The Big Brother nightmare of George Orwell’s 1984 has become a reality – in the shadow of the author’s former London home.
It may have taken a little longer than he predicted, but Orwell’s vision of a society where cameras and computers spy on every person’s movements is now here.
Foresight: The cameras crowd George Orwell’s former London home
According to the latest studies, Britain has a staggering 4.2million CCTV cameras – one for every 14 people in the country – and 20 per cent of cameras globally. It has been calculated that each person is caught on camera an average of 300 times daily.
Use of spy cameras in modern-day Britain is now a chilling mirror image of Orwell’s fictional world, created in the post-war Forties in a fourth-floor flat overlooking Canonbury Square in Islington, North London.
On the wall outside his former residence – flat number 27B – where Orwell lived until his death in 1950, an historical plaque commemorates the anti-authoritarian author. And within 200 yards of the flat, there are 32 CCTV cameras, scanning every move.
Orwell’s view of the tree-filled gardens outside the flat is under 24-hour surveillance from two cameras perched on traffic lights.
The flat’s rear windows are constantly viewed from two more security cameras outside a conference centre in Canonbury Place.
In a lane, just off the square, close to Orwell’s favourite pub, the Compton Arms, a camera at the rear of a car dealership records every person entering or leaving the pub.
Within a 200-yard radius of the flat, there are another 28 CCTV cameras, together with hundreds of private, remote-controlled security cameras used to scrutinise visitors to homes, shops and offices.
The message is reminiscent of a 1949 poster to mark the launch of Orwell’s 1984: ‘Big Brother is Watching You’.

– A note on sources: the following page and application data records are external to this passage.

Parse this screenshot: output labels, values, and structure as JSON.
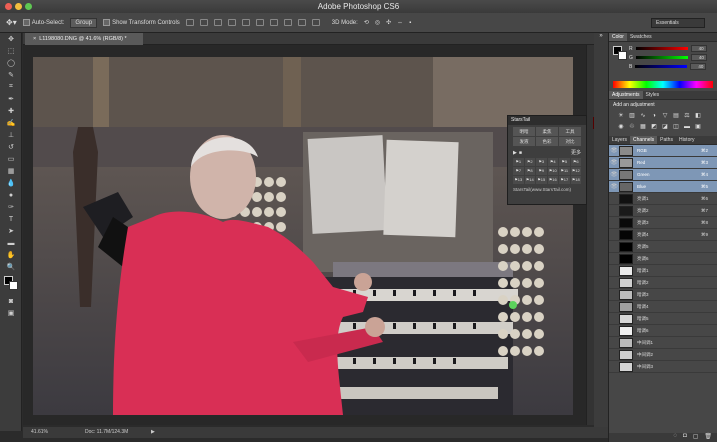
{
  "window": {
    "title": "Adobe Photoshop CS6"
  },
  "options": {
    "auto_select": "Auto-Select:",
    "group": "Group",
    "show_transform": "Show Transform Controls",
    "mode_3d": "3D Mode:",
    "workspace": "Essentials"
  },
  "document": {
    "tab": "L1198080.DNG @ 41.6% (RGB/8) *"
  },
  "status": {
    "zoom": "41.61%",
    "doc": "Doc: 11.7M/124.3M"
  },
  "color": {
    "tabs": [
      "Color",
      "Swatches"
    ],
    "r": "40",
    "g": "40",
    "b": "40",
    "labels": [
      "R",
      "G",
      "B"
    ]
  },
  "adjust": {
    "tabs": [
      "Adjustments",
      "Styles"
    ],
    "heading": "Add an adjustment"
  },
  "layers": {
    "tabs": [
      "Layers",
      "Channels",
      "Paths",
      "History"
    ],
    "rows": [
      {
        "name": "RGB",
        "sc": "⌘2",
        "sel": true,
        "thumb": "#8a8a8a"
      },
      {
        "name": "Red",
        "sc": "⌘3",
        "sel": true,
        "thumb": "#999"
      },
      {
        "name": "Green",
        "sc": "⌘4",
        "sel": true,
        "thumb": "#777"
      },
      {
        "name": "Blue",
        "sc": "⌘5",
        "sel": true,
        "thumb": "#666"
      },
      {
        "name": "亮调1",
        "sc": "⌘6",
        "sel": false,
        "thumb": "#111"
      },
      {
        "name": "亮调2",
        "sc": "⌘7",
        "sel": false,
        "thumb": "#1a1a1a"
      },
      {
        "name": "亮调3",
        "sc": "⌘8",
        "sel": false,
        "thumb": "#0a0a0a"
      },
      {
        "name": "亮调4",
        "sc": "⌘9",
        "sel": false,
        "thumb": "#050505"
      },
      {
        "name": "亮调5",
        "sc": "",
        "sel": false,
        "thumb": "#000"
      },
      {
        "name": "亮调6",
        "sc": "",
        "sel": false,
        "thumb": "#000"
      },
      {
        "name": "暗调1",
        "sc": "",
        "sel": false,
        "thumb": "#eaeaea"
      },
      {
        "name": "暗调2",
        "sc": "",
        "sel": false,
        "thumb": "#cfcfcf"
      },
      {
        "name": "暗调3",
        "sc": "",
        "sel": false,
        "thumb": "#bdbdbd"
      },
      {
        "name": "暗调4",
        "sc": "",
        "sel": false,
        "thumb": "#a0a0a0"
      },
      {
        "name": "暗调5",
        "sc": "",
        "sel": false,
        "thumb": "#d8d8d8"
      },
      {
        "name": "暗调6",
        "sc": "",
        "sel": false,
        "thumb": "#f0f0f0"
      },
      {
        "name": "中间调1",
        "sc": "",
        "sel": false,
        "thumb": "#bbb"
      },
      {
        "name": "中间调2",
        "sc": "",
        "sel": false,
        "thumb": "#ccc"
      },
      {
        "name": "中间调3",
        "sc": "",
        "sel": false,
        "thumb": "#d4d4d4"
      }
    ]
  },
  "starstail": {
    "title": "StarsTail",
    "btns": [
      "明暗",
      "柔焦",
      "工具",
      "发液",
      "色彩",
      "对比"
    ],
    "nums": [
      "⚑1",
      "⚑2",
      "⚑3",
      "⚑4",
      "⚑5",
      "⚑6",
      "⚑7",
      "⚑8",
      "⚑9",
      "⚑10",
      "⚑11",
      "⚑12",
      "⚑13",
      "⚑14",
      "⚑15",
      "⚑16",
      "⚑17",
      "⚑18"
    ],
    "footer": "StarsTail(www.StarsTail.com)",
    "more": "更多"
  }
}
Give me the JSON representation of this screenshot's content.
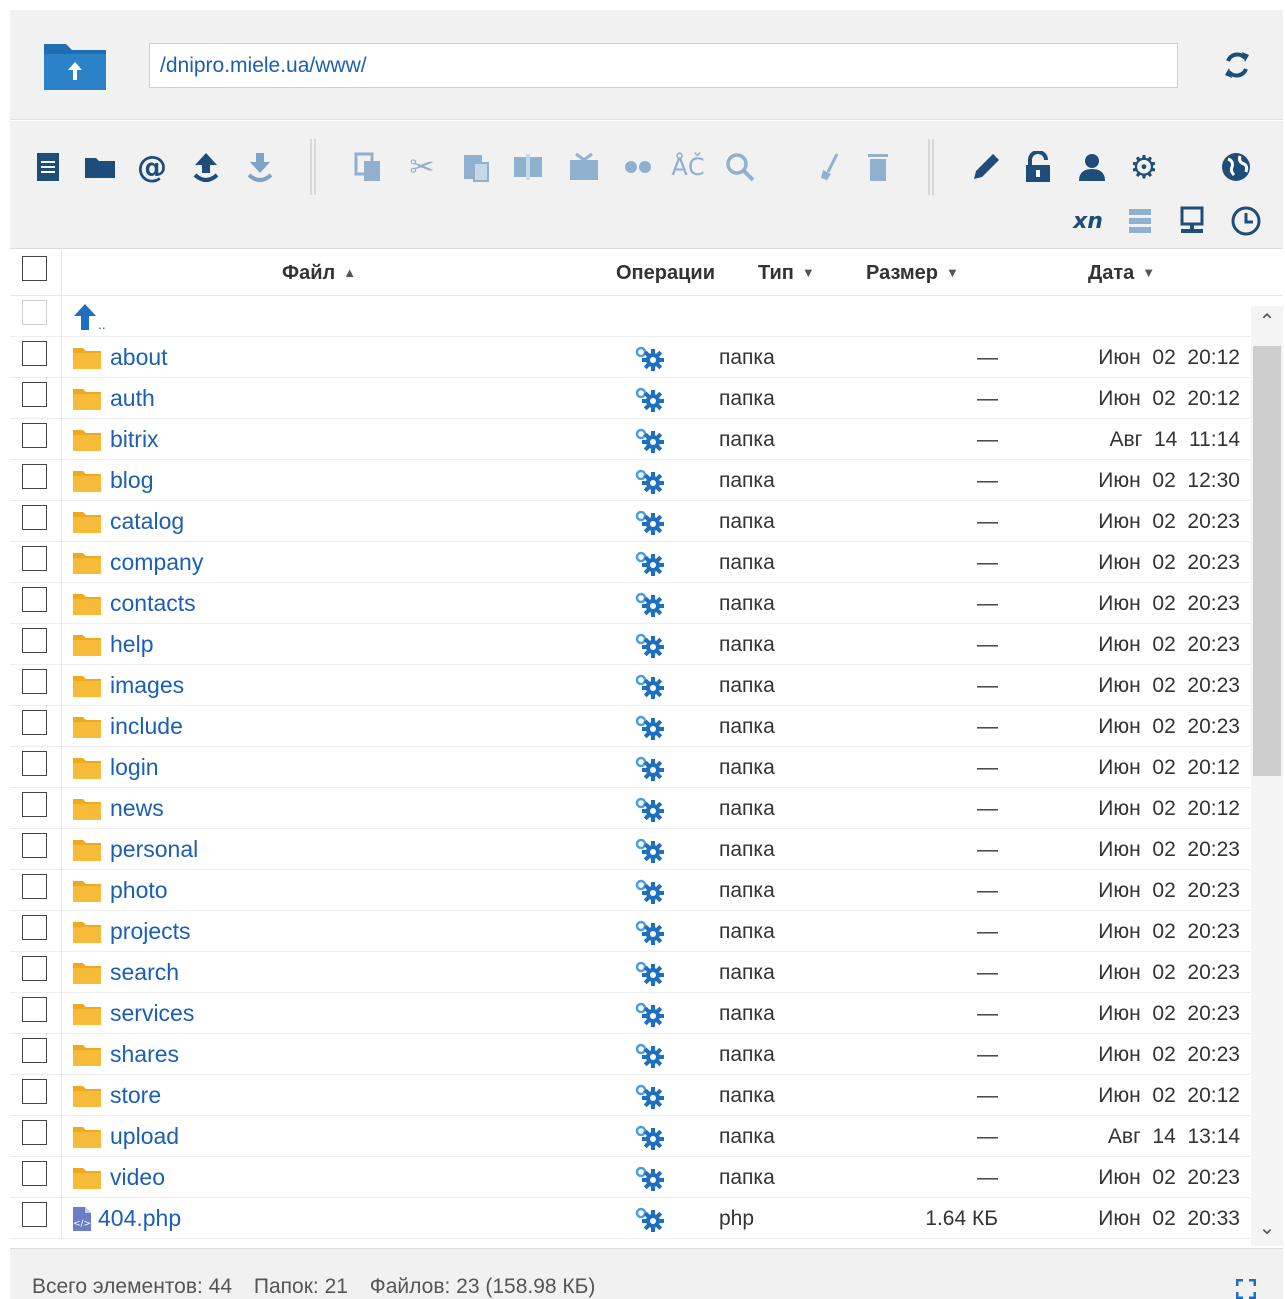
{
  "path": {
    "value": "/dnipro.miele.ua/www/"
  },
  "toolbar": {
    "translit_label": "xn",
    "icons": [
      "new-file-icon",
      "new-folder-icon",
      "email-icon",
      "upload-icon",
      "download-icon",
      "copy-icon",
      "cut-icon",
      "paste-icon",
      "archive-icon",
      "extract-icon",
      "duplicate-icon",
      "rename-case-icon",
      "search-icon",
      "clear-icon",
      "delete-icon",
      "edit-icon",
      "permissions-icon",
      "user-icon",
      "settings-icon",
      "globe-icon",
      "list-view-icon",
      "computer-icon",
      "history-icon"
    ]
  },
  "header": {
    "file": "Файл",
    "operations": "Операции",
    "type": "Тип",
    "size": "Размер",
    "date": "Дата"
  },
  "parent_label": "..",
  "rows": [
    {
      "name": "about",
      "type": "папка",
      "size": "—",
      "date": "Июн  02  20:12"
    },
    {
      "name": "auth",
      "type": "папка",
      "size": "—",
      "date": "Июн  02  20:12"
    },
    {
      "name": "bitrix",
      "type": "папка",
      "size": "—",
      "date": "Авг  14  11:14"
    },
    {
      "name": "blog",
      "type": "папка",
      "size": "—",
      "date": "Июн  02  12:30"
    },
    {
      "name": "catalog",
      "type": "папка",
      "size": "—",
      "date": "Июн  02  20:23"
    },
    {
      "name": "company",
      "type": "папка",
      "size": "—",
      "date": "Июн  02  20:23"
    },
    {
      "name": "contacts",
      "type": "папка",
      "size": "—",
      "date": "Июн  02  20:23"
    },
    {
      "name": "help",
      "type": "папка",
      "size": "—",
      "date": "Июн  02  20:23"
    },
    {
      "name": "images",
      "type": "папка",
      "size": "—",
      "date": "Июн  02  20:23"
    },
    {
      "name": "include",
      "type": "папка",
      "size": "—",
      "date": "Июн  02  20:23"
    },
    {
      "name": "login",
      "type": "папка",
      "size": "—",
      "date": "Июн  02  20:12"
    },
    {
      "name": "news",
      "type": "папка",
      "size": "—",
      "date": "Июн  02  20:12"
    },
    {
      "name": "personal",
      "type": "папка",
      "size": "—",
      "date": "Июн  02  20:23"
    },
    {
      "name": "photo",
      "type": "папка",
      "size": "—",
      "date": "Июн  02  20:23"
    },
    {
      "name": "projects",
      "type": "папка",
      "size": "—",
      "date": "Июн  02  20:23"
    },
    {
      "name": "search",
      "type": "папка",
      "size": "—",
      "date": "Июн  02  20:23"
    },
    {
      "name": "services",
      "type": "папка",
      "size": "—",
      "date": "Июн  02  20:23"
    },
    {
      "name": "shares",
      "type": "папка",
      "size": "—",
      "date": "Июн  02  20:23"
    },
    {
      "name": "store",
      "type": "папка",
      "size": "—",
      "date": "Июн  02  20:12"
    },
    {
      "name": "upload",
      "type": "папка",
      "size": "—",
      "date": "Авг  14  13:14"
    },
    {
      "name": "video",
      "type": "папка",
      "size": "—",
      "date": "Июн  02  20:23"
    },
    {
      "name": "404.php",
      "type": "php",
      "size": "1.64 КБ",
      "date": "Июн  02  20:33",
      "kind": "file"
    }
  ],
  "status": {
    "total": "Всего элементов: 44",
    "folders": "Папок: 21",
    "files": "Файлов: 23 (158.98 КБ)"
  },
  "colors": {
    "accent": "#1a5fb4",
    "folder": "#f5b12a",
    "icon_dark": "#1e4d7a"
  }
}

In the Shriji grocery store in Canonbury Place, three cameras focus on every person in the shop. Owner Minesh Amin explained: ‘They are for our security and safety. Without them, people would steal from the shop. Although this is a nice area, there are always bad people who cause trouble by stealing.’
Three doors away, in the dry-cleaning shop run by Malik Zafar, are another two CCTV cameras.
‘I need to know who is coming into my shop,’ explained Mr Zafar, who spent £400 on his security system.
This week, the Royal Academy of Engineering (RAE) produced a report highlighting the astonishing numbers of CCTV cameras in the country and warned how such ‘Big Brother tactics’ could eventually put lives at risk.
The RAE report warned any security system was ‘vulnerable to abuse, including bribery of staff and computer hackers gaining access to it’. One of the report’s authors, Professor Nigel Gilbert, claimed the numbers of CCTV cameras now being used is so vast that further installations should be stopped until the need for them is proven.
One fear is a nationwide standard for CCTV cameras which would make it possible for all information gathered by individual cameras to be shared – and accessed by anyone with the means to do so.
The RAE report follows a warning by the Government’s Information Commissioner Richard Thomas that excessive use of CCTV and other information-gathering was ‘creating a climate of suspicion’.